■ **Task brief**
Nothing but a number belongs in the answer: the count of lines below that contain the word "title".

** Opening Entries provided block **

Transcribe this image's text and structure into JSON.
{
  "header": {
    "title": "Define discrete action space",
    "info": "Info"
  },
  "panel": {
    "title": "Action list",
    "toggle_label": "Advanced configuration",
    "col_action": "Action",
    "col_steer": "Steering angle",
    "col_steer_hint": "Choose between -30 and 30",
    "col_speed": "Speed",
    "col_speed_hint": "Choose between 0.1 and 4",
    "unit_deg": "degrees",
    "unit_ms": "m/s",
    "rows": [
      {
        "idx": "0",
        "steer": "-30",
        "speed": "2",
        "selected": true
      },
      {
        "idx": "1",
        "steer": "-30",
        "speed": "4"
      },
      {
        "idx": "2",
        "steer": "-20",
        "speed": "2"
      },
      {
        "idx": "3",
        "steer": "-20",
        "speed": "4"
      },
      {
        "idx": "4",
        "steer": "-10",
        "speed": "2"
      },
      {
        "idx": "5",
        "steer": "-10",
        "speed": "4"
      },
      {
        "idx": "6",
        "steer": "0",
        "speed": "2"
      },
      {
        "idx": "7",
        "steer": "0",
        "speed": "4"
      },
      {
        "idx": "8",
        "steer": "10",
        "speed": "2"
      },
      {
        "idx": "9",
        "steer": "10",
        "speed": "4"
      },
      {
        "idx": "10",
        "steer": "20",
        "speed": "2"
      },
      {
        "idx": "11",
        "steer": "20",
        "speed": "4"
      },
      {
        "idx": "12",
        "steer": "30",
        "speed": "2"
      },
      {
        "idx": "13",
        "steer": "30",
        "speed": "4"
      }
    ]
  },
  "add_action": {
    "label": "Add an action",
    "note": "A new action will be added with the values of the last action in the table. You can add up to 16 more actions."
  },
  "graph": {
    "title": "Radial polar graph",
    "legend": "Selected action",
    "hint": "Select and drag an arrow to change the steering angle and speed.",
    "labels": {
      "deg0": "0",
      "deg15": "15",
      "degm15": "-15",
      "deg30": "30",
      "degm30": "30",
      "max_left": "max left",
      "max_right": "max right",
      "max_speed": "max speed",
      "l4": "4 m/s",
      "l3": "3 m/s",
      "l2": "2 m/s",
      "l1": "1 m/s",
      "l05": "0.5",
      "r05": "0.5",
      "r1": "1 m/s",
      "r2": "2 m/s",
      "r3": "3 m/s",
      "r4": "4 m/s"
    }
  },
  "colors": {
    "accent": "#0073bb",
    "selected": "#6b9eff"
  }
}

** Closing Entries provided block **

■ **Result of the exercise**
3